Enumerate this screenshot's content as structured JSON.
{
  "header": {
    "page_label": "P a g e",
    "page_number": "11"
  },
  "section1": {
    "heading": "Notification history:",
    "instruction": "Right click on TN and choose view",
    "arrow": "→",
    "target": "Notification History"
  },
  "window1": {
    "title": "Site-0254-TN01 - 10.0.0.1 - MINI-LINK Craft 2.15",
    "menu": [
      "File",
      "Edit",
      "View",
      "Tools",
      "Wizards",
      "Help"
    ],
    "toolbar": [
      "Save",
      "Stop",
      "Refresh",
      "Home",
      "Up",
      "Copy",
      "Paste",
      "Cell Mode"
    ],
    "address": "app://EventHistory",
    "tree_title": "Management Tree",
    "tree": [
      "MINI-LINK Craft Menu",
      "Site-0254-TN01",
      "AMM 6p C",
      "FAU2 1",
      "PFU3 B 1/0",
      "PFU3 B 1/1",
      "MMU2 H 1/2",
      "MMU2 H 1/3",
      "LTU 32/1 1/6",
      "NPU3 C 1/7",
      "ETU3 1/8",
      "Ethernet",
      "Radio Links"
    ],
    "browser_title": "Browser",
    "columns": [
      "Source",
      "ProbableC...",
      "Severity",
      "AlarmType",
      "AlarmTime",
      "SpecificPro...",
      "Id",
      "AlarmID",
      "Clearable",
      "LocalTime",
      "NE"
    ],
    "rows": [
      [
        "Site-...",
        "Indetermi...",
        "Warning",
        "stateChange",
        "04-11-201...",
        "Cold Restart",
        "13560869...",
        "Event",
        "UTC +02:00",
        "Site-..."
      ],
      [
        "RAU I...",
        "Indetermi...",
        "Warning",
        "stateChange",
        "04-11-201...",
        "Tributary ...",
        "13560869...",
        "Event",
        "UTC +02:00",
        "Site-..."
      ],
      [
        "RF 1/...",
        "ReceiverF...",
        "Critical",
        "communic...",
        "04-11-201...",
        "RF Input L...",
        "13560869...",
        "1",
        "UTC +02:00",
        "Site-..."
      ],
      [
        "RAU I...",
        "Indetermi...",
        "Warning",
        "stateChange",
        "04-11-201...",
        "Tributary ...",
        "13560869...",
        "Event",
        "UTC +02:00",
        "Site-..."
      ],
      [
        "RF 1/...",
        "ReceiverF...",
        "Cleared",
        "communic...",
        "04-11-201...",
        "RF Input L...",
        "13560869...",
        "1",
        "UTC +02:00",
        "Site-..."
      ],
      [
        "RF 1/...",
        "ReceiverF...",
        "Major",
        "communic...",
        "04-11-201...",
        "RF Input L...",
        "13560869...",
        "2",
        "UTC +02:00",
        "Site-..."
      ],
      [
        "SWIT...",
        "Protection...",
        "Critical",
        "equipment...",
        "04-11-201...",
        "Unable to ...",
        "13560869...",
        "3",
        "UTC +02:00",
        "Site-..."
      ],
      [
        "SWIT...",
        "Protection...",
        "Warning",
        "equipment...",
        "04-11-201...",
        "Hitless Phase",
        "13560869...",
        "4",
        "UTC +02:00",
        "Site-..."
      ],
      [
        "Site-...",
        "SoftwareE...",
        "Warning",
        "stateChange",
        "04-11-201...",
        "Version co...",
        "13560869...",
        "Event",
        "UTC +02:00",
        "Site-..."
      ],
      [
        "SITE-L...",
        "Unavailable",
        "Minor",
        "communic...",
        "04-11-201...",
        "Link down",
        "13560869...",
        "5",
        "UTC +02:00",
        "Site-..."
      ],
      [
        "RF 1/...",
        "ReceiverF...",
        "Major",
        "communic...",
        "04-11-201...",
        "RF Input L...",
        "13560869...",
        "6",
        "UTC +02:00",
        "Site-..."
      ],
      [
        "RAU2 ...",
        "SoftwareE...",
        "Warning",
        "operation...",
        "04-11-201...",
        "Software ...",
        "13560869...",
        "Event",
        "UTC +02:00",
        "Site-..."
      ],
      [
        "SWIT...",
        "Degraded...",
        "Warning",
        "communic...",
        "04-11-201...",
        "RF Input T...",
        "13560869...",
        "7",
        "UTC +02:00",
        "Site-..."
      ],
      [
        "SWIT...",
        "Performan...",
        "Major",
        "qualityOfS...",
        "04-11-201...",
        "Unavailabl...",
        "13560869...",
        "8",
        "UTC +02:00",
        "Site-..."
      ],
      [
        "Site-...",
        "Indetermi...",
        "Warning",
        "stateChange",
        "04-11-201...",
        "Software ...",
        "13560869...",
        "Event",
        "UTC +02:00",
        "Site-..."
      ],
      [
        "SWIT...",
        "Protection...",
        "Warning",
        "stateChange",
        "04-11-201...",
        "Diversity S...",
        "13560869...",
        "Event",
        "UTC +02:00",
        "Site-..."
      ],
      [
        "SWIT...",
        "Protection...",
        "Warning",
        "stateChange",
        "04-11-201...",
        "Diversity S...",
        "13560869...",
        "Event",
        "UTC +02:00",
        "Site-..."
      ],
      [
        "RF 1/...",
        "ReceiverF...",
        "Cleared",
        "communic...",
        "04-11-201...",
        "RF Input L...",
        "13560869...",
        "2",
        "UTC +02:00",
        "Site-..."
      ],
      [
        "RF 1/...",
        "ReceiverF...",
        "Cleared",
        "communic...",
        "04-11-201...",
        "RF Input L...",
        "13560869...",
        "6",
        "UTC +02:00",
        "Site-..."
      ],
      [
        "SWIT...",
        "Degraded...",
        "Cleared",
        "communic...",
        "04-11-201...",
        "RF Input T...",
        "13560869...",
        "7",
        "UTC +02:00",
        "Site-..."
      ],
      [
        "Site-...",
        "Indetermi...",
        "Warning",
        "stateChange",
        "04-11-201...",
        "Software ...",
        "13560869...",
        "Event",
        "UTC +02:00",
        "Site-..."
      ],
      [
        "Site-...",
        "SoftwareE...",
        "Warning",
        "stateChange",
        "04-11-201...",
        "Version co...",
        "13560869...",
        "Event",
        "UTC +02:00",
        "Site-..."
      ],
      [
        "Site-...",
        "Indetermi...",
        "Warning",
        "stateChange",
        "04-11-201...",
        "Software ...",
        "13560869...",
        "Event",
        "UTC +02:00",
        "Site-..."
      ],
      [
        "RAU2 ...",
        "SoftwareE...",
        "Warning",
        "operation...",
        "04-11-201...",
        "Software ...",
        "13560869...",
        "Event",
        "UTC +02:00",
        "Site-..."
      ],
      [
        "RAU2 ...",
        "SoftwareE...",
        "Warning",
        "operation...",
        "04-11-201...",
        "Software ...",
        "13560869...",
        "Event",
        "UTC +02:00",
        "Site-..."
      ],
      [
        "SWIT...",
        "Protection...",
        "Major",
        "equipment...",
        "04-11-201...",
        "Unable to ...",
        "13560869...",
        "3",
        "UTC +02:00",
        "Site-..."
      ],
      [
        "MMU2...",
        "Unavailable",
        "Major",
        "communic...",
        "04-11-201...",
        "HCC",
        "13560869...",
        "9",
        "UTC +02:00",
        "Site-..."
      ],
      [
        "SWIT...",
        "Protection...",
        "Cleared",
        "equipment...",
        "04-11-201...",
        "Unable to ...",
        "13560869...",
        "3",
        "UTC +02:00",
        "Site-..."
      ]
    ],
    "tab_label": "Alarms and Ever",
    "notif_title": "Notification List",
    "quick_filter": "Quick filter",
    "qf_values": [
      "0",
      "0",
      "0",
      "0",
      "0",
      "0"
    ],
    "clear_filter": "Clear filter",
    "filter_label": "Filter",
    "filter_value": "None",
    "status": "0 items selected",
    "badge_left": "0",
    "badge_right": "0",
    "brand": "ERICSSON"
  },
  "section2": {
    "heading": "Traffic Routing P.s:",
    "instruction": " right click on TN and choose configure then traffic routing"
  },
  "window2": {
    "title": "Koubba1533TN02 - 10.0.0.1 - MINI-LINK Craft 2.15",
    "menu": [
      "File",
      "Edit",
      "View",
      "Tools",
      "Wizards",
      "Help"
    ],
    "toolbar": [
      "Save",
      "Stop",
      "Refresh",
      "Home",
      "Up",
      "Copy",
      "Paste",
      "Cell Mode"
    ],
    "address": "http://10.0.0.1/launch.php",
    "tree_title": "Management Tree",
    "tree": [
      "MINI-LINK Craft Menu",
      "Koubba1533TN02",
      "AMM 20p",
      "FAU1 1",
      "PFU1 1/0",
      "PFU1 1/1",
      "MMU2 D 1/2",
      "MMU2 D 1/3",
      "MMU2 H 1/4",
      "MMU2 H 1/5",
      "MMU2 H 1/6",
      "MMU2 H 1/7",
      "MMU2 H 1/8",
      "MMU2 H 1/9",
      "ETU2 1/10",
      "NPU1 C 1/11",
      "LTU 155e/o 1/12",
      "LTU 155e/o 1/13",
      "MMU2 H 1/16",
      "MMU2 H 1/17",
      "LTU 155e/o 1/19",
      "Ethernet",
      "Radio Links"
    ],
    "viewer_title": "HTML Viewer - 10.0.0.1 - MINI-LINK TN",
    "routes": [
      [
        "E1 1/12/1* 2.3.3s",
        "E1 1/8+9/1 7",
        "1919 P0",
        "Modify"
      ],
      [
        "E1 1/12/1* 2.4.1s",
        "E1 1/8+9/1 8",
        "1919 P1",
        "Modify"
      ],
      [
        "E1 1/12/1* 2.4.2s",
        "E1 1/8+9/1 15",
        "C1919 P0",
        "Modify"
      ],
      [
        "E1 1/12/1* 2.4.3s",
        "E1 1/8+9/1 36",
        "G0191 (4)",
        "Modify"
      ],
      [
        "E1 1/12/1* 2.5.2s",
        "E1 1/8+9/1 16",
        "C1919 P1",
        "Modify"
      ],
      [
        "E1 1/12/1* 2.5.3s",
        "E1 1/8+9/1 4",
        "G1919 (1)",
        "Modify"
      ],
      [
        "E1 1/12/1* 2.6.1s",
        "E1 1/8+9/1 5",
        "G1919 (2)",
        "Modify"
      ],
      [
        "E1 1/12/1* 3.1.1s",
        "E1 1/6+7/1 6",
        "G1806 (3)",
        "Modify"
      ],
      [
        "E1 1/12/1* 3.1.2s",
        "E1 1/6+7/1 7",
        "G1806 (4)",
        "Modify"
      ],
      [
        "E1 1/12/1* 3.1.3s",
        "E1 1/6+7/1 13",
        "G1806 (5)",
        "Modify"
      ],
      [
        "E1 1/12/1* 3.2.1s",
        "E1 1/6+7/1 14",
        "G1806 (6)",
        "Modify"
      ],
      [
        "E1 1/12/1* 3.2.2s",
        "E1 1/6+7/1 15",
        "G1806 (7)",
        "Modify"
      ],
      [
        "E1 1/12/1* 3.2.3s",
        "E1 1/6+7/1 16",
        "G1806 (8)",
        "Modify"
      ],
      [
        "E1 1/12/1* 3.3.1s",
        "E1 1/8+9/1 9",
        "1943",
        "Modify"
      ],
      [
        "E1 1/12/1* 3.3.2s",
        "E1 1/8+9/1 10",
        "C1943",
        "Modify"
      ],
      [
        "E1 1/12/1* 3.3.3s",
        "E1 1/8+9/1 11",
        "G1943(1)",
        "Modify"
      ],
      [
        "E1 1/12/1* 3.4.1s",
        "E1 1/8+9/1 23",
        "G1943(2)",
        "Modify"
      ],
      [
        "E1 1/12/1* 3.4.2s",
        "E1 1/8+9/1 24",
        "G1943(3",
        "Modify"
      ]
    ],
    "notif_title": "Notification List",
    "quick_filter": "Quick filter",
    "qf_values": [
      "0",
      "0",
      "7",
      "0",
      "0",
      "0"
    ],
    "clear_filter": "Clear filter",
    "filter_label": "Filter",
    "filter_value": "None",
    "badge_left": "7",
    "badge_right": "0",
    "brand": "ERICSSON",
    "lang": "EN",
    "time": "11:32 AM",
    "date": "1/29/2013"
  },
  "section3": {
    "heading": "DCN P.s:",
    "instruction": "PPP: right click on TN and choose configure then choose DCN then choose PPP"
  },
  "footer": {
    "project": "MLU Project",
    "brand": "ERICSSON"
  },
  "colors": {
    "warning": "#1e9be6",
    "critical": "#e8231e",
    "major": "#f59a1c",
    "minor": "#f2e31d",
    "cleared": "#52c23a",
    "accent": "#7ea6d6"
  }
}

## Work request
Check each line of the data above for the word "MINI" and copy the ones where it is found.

## Response to this task
    "title": "Site-0254-TN01 - 10.0.0.1 - MINI-LINK Craft 2.15",
      "MINI-LINK Craft Menu",
    "title": "Koubba1533TN02 - 10.0.0.1 - MINI-LINK Craft 2.15",
      "MINI-LINK Craft Menu",
    "viewer_title": "HTML Viewer - 10.0.0.1 - MINI-LINK TN",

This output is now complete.